Because my co-writer Nicholas Austin Ferrell’s New Leaf Journal leadership resembles something out of 1940s Germany, I will produce a small article on my journey into video game making here.
Despite having no knowledge of programming, I have always been interested in video game design. I think that this comes from my larger passion for story-telling and narrative, which is reflected in my musical work. Although I would have been scarcely able to remember this without having been reminded, when I was younger, I would often draw my own video game maps after playing a Game Boy game or computer game. I never followed up on my interest in making video games because that interest was outweighed by my disinterest in learning programming.
After the tyrannical Nicholas Austin Ferrell viewed my obsessive terraforming in recent months in Animal Crossing: New Horizons, he told me that I should try applying that to making my own game through an engine called RPG Maker MV. While I was hesitant, he assured me that it was his understanding that RPG Maker made it possible to do quite a bit without knowing any programming languages. Soon thereafter, RPG Maker MV was available on Steam at a major discount, and I decided to purchase it and give it a try.

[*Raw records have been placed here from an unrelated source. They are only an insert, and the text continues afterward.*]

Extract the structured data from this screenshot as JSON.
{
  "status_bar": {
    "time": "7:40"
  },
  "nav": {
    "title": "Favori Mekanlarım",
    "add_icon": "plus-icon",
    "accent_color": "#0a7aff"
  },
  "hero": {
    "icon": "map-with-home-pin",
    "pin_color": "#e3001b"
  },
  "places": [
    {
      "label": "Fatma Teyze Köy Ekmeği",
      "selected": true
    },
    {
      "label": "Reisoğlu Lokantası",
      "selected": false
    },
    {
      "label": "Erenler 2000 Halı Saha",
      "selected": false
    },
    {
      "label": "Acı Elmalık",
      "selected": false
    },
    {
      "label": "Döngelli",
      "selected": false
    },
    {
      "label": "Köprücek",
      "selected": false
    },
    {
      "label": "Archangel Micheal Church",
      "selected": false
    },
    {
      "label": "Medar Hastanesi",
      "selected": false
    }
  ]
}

I was a bit overwhelmed at first by the wealth of options in RPG Maker MV. However, the program fortunately has a large and dedicated user-base committed to producing content to make it easy for newcomers to learn how to use RPG Maker’s many tools. After perusing many YouTube tutorials, I was able to make a series of joke programs to test triggers, variables, and battle mechanics in several sample games.
Having achieved some mastery of the basics, I am now working on a more serious RPG Maker MV project – “Jingzi Jingzi” – to apply what I have learned. I plan to release this project to New Leaf Journal readers and the public at large when it is ready, while providing updates along the way.
While this current project will still be on the short and simple end of RPG Maker MV games, I am implementing some features and concepts that I hope will make it an interesting game to play. This game will give the player a certain degree of freedom of action on how to spend his or her time. It will take place over the course of seven days and seven nights, with a countdown clock showing the amount of time the player has remaining to avert a disaster. The game will have triggers for certain events to occur on certain days, and the player’s actions will have a clear impact on how the events in the game transpires.
In my previous test game, I successfully implemented some of these features. For example, my last project featured seven days and event triggers for specific days, but the current project will introduce significantly more complexities.
I look forward to providing details about this project over the coming weeks, and we are aiming to have something available for download beginning around Halloween.